That’s according to a new NPR/PBS NewsHour/Marist poll, which found that 42% are unsure who to believe. While just 26% believe Kavanaugh, the share of people who believe Ford is not much higher at 32%.
But this does mark a shift from Anita Hill’s 1991 allegation of sexual misconduct against then-Supreme Court nominee Clarence Thomas. At the time, an NBC/Wall Street Journal poll found that 40% believed Thomas compared to just 24% in support of Hill.
A majority of those polled care about the matter, with 58% saying they plan to follow Thursday’s hearing and the ensuing process closely or very closely.
The data is particularly telling when balancing Ford’s allegation with whether Kavanaugh should be confirmed. Fifty-nine percent of those polled overall believe that if Ford’s allegation is true, Kavanaugh should not be confirmed to the Supreme Court. Meanwhile, a majority of Republicans are indifferent to the veracity of Ford’s claim—54% believe that Kavanaugh should be confirmed even if Ford’s allegations are true.
Independent to whether Ford is telling the truth, however, 43% oppose Kavanaugh’s nomination, while 38% support it.

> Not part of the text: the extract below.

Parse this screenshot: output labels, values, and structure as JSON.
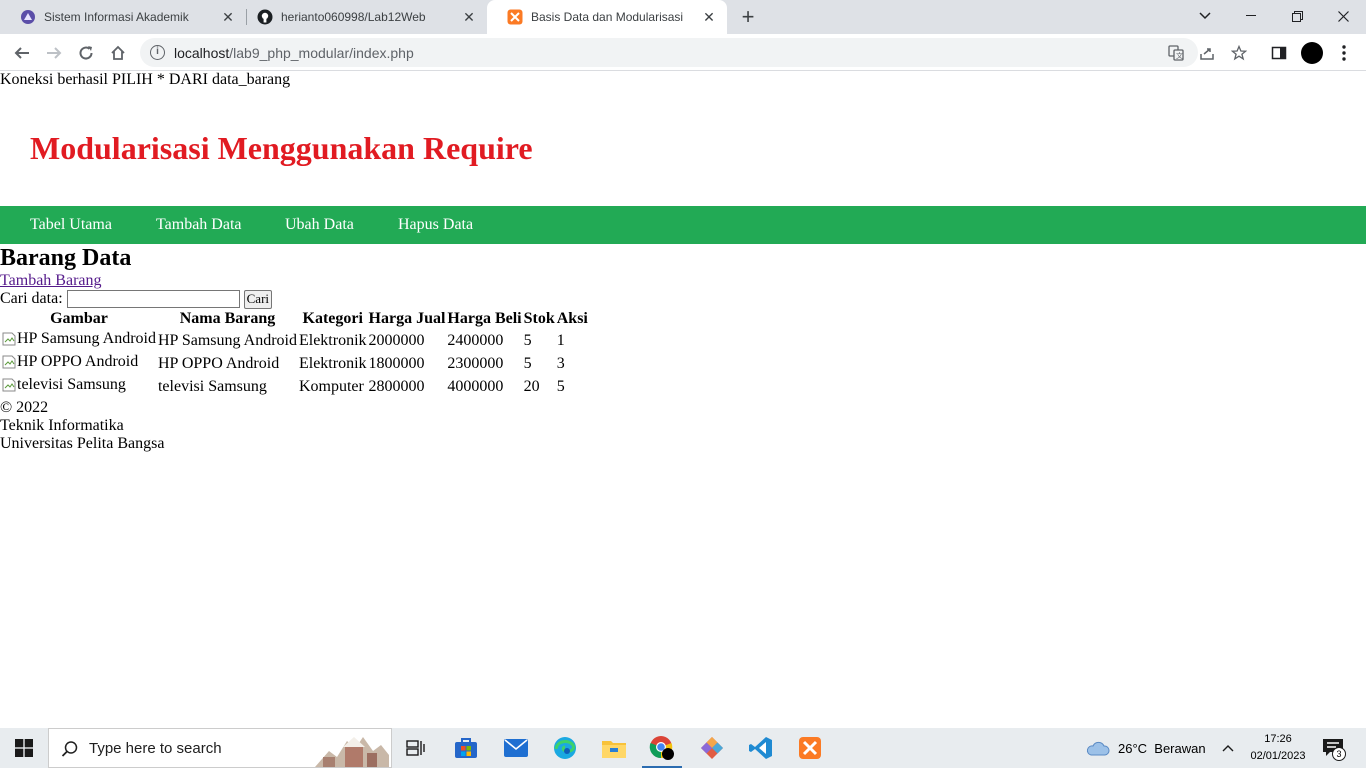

But Kavanaugh’s nomination carries weight for voters beyond the Supreme Court bench: 37% of those polled said that they are more likely to vote for someone in November who opposes Kavanaugh’s nomination. Meanwhile, 32% say they would support someone who is in favor of his nomination, and 27% claim Kavanaugh’s nomination makes no difference to their voting choices.